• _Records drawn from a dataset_
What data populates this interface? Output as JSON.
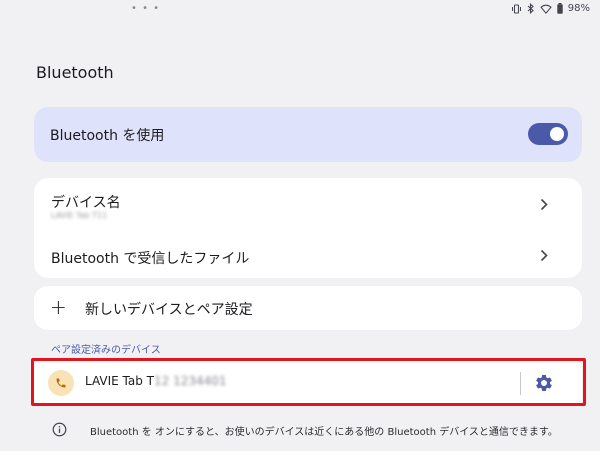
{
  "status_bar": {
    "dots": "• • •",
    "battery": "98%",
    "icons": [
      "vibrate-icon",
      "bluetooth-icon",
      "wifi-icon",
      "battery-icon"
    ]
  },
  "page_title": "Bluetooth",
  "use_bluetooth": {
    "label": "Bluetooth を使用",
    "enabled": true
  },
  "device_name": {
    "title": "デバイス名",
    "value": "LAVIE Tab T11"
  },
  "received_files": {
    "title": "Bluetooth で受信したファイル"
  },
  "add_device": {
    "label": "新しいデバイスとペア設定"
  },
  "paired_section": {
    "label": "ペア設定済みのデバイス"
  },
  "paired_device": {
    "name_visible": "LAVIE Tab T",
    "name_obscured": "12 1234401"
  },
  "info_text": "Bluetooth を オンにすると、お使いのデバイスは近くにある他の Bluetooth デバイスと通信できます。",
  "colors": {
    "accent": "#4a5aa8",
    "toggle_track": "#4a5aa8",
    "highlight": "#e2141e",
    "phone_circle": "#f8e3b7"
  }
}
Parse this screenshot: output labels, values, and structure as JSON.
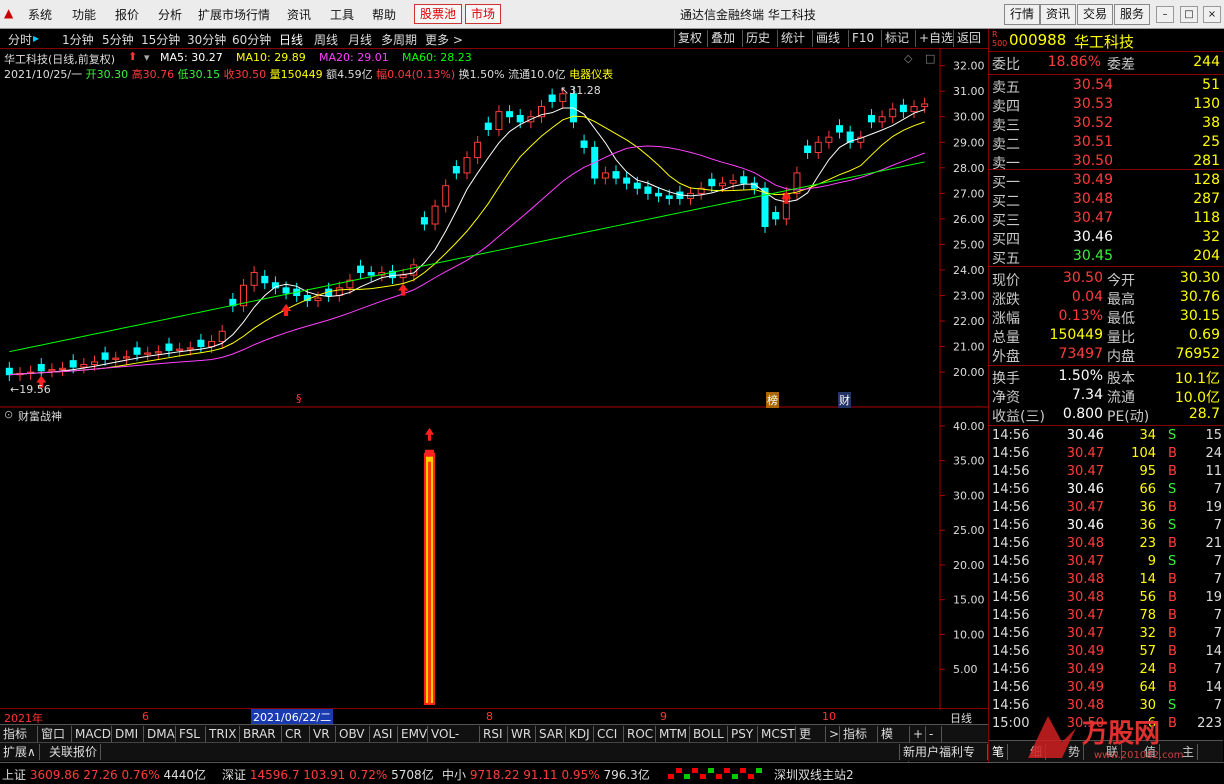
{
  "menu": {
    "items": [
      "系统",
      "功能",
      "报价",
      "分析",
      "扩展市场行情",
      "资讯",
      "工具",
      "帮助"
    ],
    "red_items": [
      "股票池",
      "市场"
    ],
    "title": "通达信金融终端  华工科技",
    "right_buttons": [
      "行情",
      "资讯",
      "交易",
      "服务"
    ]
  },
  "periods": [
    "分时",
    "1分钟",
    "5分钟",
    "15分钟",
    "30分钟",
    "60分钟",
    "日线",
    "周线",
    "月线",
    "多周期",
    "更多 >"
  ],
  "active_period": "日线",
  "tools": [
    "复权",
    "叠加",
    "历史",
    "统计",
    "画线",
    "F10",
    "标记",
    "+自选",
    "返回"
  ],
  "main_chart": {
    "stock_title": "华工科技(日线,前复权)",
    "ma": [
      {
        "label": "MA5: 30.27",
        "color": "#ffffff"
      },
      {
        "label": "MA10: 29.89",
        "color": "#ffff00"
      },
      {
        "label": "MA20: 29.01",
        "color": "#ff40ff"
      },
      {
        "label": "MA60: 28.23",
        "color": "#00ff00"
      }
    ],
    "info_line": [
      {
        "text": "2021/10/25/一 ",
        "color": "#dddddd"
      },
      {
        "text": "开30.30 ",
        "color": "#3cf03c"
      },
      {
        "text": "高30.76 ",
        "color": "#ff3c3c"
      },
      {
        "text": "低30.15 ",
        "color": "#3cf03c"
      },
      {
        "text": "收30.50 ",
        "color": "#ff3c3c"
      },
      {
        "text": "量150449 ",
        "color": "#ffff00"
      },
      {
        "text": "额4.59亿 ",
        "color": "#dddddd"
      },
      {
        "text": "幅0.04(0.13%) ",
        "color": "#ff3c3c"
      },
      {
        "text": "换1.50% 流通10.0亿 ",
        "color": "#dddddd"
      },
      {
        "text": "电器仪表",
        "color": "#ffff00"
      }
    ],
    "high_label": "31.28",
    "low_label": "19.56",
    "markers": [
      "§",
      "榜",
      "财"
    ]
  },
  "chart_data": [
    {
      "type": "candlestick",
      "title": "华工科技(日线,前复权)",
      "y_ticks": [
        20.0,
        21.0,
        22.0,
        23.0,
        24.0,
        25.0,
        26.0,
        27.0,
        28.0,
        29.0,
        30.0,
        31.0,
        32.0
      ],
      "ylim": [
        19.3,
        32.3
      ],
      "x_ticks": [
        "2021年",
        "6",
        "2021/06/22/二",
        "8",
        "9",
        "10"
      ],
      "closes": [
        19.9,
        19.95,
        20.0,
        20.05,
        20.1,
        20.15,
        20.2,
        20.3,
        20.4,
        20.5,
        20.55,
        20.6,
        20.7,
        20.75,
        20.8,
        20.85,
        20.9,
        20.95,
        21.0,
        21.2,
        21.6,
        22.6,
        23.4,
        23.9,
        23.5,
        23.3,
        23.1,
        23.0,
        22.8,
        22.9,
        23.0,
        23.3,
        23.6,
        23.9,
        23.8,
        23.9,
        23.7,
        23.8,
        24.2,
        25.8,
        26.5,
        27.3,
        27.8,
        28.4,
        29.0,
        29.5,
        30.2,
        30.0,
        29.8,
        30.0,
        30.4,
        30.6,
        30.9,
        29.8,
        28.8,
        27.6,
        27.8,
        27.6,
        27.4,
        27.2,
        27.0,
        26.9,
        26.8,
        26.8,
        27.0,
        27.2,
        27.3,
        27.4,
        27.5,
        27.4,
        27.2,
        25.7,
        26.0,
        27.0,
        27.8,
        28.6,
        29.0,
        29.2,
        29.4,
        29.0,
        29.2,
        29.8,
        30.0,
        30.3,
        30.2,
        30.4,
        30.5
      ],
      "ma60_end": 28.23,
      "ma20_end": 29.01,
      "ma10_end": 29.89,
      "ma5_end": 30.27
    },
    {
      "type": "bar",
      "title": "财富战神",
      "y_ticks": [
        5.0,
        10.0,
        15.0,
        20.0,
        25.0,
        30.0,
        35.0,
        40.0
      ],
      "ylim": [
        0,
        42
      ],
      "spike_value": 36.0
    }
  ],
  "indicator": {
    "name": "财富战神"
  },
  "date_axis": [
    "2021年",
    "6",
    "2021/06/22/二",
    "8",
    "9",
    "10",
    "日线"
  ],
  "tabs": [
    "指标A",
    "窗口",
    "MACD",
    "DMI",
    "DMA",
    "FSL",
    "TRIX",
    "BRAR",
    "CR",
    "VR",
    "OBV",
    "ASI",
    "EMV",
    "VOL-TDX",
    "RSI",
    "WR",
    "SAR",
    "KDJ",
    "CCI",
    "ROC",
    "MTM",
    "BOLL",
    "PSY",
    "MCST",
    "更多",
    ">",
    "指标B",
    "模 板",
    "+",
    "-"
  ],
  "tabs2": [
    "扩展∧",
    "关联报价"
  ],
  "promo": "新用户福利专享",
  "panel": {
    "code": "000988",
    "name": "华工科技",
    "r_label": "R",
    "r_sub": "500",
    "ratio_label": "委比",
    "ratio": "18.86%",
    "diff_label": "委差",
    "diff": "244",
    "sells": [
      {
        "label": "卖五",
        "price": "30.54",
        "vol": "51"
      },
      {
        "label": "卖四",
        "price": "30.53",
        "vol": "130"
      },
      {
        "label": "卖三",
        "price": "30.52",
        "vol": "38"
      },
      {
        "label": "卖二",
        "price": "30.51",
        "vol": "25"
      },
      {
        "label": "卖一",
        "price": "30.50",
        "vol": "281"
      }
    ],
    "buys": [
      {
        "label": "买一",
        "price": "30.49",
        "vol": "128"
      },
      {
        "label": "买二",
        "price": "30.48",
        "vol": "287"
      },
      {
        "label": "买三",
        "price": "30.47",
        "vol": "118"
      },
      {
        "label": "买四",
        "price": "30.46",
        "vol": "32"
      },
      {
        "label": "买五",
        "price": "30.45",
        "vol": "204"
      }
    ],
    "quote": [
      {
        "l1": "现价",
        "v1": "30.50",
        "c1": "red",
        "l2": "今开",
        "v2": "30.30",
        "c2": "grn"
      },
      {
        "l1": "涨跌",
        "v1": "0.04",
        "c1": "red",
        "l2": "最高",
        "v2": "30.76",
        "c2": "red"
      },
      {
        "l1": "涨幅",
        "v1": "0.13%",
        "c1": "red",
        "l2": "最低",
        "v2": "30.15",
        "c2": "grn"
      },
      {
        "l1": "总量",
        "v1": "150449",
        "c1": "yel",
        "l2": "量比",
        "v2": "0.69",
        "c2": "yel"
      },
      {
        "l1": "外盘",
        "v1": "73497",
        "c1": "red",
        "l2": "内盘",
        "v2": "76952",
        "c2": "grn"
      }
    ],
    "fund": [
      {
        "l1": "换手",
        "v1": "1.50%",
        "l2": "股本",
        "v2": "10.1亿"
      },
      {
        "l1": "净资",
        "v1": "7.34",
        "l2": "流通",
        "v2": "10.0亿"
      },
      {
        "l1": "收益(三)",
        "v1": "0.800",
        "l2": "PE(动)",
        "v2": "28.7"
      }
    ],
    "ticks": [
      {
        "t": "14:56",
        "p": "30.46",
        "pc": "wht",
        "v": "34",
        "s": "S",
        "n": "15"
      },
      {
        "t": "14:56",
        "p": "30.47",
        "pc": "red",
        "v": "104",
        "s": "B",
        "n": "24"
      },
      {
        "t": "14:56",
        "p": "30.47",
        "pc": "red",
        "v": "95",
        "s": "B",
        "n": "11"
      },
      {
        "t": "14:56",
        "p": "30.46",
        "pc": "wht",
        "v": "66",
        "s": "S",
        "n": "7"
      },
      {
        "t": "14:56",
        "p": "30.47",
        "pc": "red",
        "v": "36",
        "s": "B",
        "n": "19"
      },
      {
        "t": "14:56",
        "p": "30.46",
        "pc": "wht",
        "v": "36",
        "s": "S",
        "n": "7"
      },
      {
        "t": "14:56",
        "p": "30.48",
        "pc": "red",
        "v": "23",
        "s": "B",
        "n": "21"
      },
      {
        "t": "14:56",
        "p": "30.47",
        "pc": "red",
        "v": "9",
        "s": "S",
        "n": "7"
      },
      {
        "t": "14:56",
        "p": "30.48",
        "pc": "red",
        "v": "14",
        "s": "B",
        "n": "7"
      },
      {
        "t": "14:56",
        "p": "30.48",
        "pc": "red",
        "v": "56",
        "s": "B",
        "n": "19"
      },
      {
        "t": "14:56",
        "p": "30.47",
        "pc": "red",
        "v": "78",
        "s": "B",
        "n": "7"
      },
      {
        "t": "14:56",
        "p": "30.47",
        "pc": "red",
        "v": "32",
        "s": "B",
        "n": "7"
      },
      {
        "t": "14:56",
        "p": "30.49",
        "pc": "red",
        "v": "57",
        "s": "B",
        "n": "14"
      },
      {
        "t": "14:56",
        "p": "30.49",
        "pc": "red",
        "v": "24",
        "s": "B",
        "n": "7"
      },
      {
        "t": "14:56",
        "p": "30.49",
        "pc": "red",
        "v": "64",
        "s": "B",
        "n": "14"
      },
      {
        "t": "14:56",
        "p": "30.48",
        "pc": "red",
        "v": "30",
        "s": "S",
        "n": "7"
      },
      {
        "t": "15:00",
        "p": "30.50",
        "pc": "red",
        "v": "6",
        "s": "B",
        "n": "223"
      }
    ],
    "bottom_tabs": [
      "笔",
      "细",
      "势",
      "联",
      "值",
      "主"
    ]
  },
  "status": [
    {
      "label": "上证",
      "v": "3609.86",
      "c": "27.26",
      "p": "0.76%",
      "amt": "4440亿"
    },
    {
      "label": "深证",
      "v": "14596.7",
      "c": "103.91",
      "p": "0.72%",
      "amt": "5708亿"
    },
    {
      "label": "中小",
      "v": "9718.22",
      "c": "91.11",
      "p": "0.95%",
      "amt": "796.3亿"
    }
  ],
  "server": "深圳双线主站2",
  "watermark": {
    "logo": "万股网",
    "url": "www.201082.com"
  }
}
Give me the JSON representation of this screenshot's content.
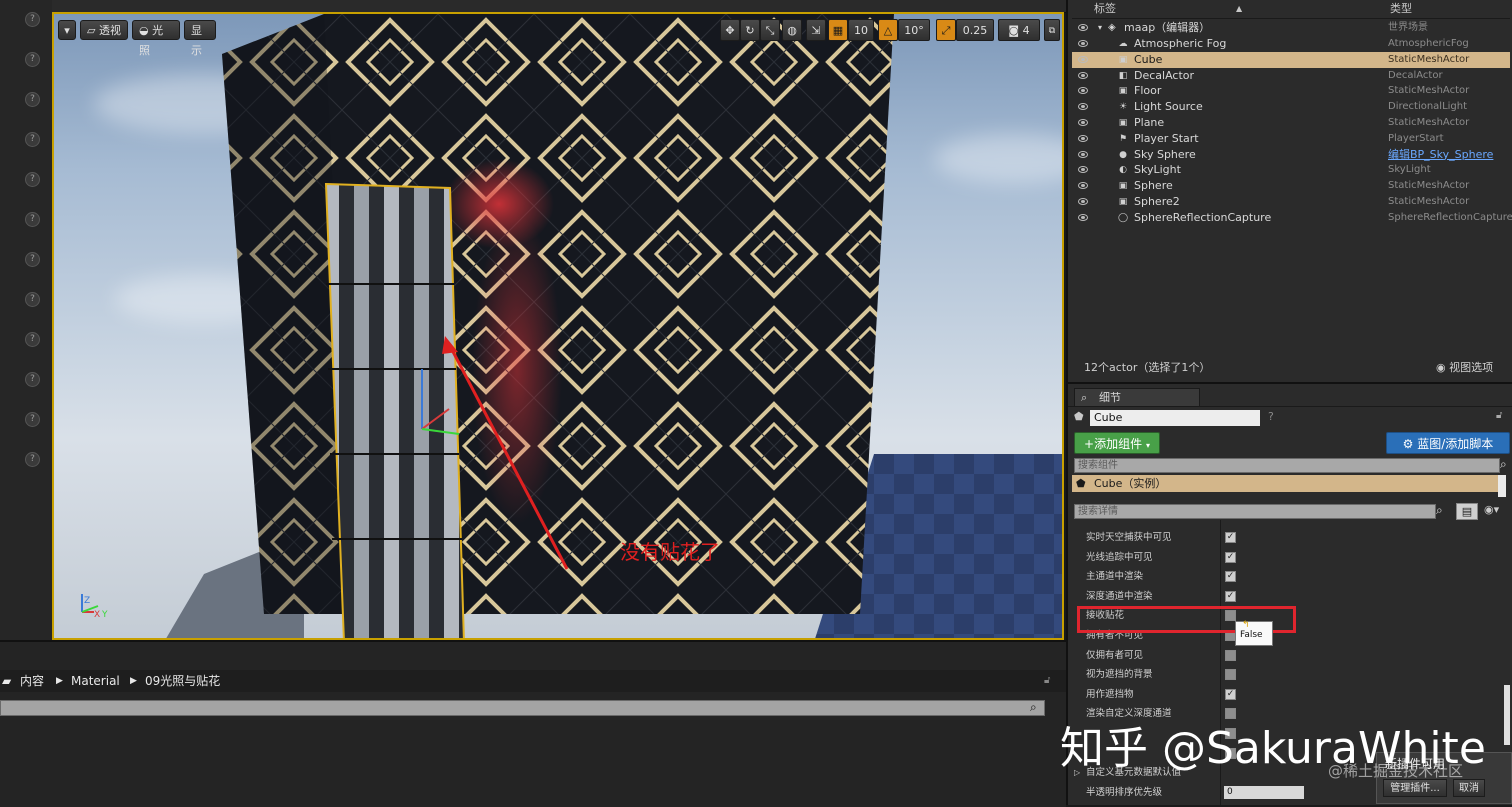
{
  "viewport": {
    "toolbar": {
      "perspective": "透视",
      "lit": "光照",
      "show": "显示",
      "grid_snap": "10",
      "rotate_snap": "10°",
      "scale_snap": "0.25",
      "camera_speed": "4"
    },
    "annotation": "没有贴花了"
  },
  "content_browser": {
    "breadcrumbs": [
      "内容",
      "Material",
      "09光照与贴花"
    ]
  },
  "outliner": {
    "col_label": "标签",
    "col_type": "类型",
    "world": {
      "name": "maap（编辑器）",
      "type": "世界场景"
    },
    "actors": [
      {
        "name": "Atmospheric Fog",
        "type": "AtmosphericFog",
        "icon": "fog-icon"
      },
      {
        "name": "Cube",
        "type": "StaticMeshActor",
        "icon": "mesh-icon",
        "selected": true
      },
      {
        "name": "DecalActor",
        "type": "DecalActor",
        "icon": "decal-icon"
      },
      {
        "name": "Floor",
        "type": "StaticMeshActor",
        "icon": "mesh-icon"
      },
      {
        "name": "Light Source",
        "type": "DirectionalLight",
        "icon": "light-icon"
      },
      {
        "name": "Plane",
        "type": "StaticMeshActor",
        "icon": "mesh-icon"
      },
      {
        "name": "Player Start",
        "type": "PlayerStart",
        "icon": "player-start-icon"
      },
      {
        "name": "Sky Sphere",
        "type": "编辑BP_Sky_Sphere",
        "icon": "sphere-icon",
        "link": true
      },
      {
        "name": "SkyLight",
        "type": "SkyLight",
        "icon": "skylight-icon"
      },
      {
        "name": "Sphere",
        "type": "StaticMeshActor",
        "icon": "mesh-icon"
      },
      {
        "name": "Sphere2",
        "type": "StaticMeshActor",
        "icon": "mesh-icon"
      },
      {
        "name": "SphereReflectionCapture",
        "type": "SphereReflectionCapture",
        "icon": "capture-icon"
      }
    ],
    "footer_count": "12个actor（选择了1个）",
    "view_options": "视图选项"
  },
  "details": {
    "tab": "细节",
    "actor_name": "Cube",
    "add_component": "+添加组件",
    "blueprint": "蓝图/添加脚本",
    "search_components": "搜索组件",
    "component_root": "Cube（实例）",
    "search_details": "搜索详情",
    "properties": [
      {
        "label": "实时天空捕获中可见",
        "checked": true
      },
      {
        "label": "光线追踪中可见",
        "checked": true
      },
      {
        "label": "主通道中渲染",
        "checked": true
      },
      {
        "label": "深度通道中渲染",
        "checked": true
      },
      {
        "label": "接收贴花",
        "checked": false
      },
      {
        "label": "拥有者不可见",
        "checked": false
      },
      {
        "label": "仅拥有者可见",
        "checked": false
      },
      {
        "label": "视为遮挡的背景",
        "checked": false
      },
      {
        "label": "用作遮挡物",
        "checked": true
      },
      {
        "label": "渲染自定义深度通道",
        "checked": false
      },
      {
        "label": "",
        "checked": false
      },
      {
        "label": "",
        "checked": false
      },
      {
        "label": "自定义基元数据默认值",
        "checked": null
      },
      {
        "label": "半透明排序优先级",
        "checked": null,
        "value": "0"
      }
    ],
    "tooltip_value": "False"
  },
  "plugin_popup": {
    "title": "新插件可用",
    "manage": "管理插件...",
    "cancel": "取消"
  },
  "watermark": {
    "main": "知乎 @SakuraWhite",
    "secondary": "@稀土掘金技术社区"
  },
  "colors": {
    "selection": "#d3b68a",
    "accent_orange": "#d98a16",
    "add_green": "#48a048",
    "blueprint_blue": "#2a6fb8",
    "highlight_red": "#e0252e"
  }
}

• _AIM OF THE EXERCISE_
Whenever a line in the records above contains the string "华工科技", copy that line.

• _ANSWER TO THE EXERCISE_
    "title": "通达信金融终端  华工科技",
    "stock_title": "华工科技(日线,前复权)",
      "title": "华工科技(日线,前复权)",
    "name": "华工科技",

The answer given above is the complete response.